Athwartship Lead Position
A track system oriented athwartship controls the jib’s angle of attack. A tighter angle of attack allows the boat to sail at a closer angle to the wind, but when the car too far inboard, the wind coming off the jib will be negatively interfering with the main shape. For the best relationship between the main and the jib, the area between the two sails, the ‘slot,’ should be as even as possible. The best way to tell if your slot is set up well, is to look at the angle of the leech telltales of the jib. The top telltale should be flying at an angle that matches the entry angle of the mainsail.
Vertical Lead Position
The jib lead can be raised or lowered to adjust the leech profile. This control replaces the traditional fore/aft lead adjustment. A lower jib lead will result in a tighter overall leech profile and a deeper foot, the equivalent of moving the traditional lead forward. Easing the lead up will flatten the foot and induce more twist in the leech. This is the key control to achieving a vertically even slot.
The jib hobble system is used when sailing downwind with both the spinnaker and jib up. The hobble is meant to caddy the jib from gybe to gybe with no adjustment required. A good base setting is to have the jib trimmed enough that the lowest luff telltales are flowing and the top of the jib not luffing. However, it is better to have the sail slightly under trimmed than over trimmed. If the jib is eased enough that it can wrap around the forestay, it will need to be trimmed just prior to the gybe, then released back to its original setting. The hobble is trimmed using a single line lead through a cleat in the center of the boat.
The IC 37 (as well as many other one design classes) races with only one asymmetric spinnaker, which limits the variability in VMG angles when sailing downwind. However, there are still many different modes of sailing downwind. In light air, we suggest dropping the jib to allow the spinnaker to maintain as much flow as possible. While keeping the jib fully onboard as it drops is always preferable, the luff hanks allow the jib to be dropped quickly without going overboard when the situation requires. While having the jib down does allow a lower mode to be sailed, the boat still does not like to sail directly downwind. When the breeze permits leaving the jib up, you must transition your mode to one with a tighter wind angle.
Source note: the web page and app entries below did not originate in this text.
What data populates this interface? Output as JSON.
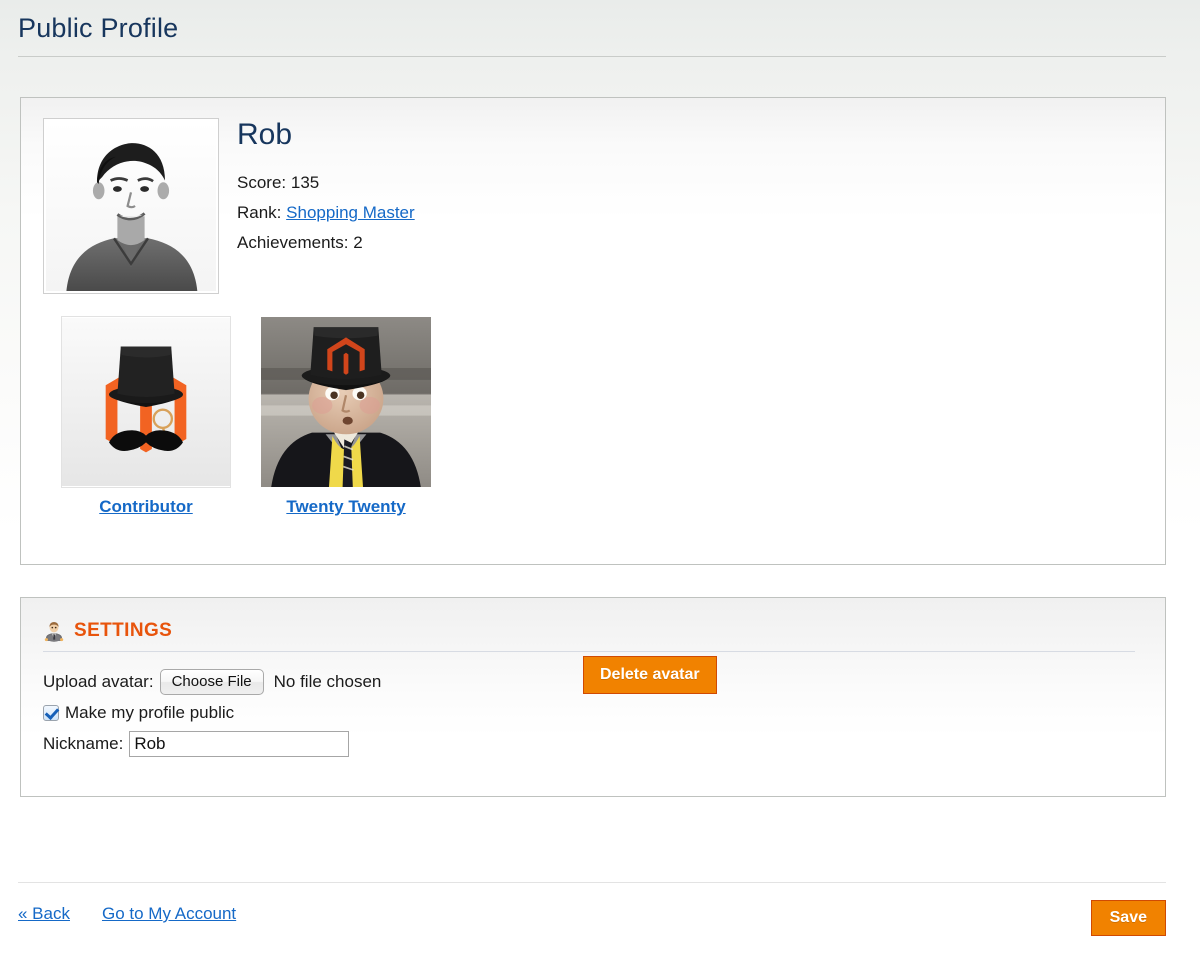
{
  "header": {
    "title": "Public Profile"
  },
  "profile": {
    "avatar_alt": "user-avatar-photo",
    "name": "Rob",
    "score_label": "Score:",
    "score_value": "135",
    "rank_label": "Rank:",
    "rank_value": "Shopping Master",
    "achievements_label": "Achievements:",
    "achievements_value": "2",
    "badges": [
      {
        "label": "Contributor",
        "icon": "magento-tophat-mustache-badge"
      },
      {
        "label": "Twenty Twenty",
        "icon": "tophat-character-badge"
      }
    ]
  },
  "settings": {
    "icon": "businessman-icon",
    "title": "SETTINGS",
    "upload_avatar_label": "Upload avatar:",
    "choose_file_label": "Choose File",
    "no_file_text": "No file chosen",
    "delete_avatar_label": "Delete avatar",
    "public_checkbox_label": "Make my profile public",
    "public_checkbox_checked": "true",
    "nickname_label": "Nickname:",
    "nickname_value": "Rob",
    "nickname_placeholder": ""
  },
  "footer": {
    "back_label": "« Back",
    "account_label": "Go to My Account",
    "save_label": "Save"
  },
  "colors": {
    "title": "#17365d",
    "link": "#1569c7",
    "accent_orange": "#f18200",
    "settings_heading": "#e8540c",
    "panel_border": "#bfc2bf"
  }
}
This should only be done in planing conditions.
Trimming the running backstays, or ‘runners,’ is one of the most important controls for upwind speed. Grinding on more runner tension will make the headstay tighter, flatten the main by bending the mast, and open the main leech. This depowers the sail enough to let the boat stay under control at higher wind speeds.
The crew member trimming the runner should be looking for these wrinkles to appear in the main to know when the maximum load is achieved and should not pull more runner on beyond that point.
After all the mast shims have been put in, the next step to depowering the boat is to reef the sails. The first sail to reef is the main, which usually happens around 20 knots of true wind speed. Having the runners and mainsheet completely eased when putting the reef in the main is important and will avoid undue stress on the main halyard components. The jib reef will be added once the average true wind speed is around 25 knots. When reefing the jib, the best practice is to drop the sail onto the deck, roll the foot from the bottom up, close the zipper with all excess cloth fully enclosed, then re-hoist the sail.
Polar Boat Speed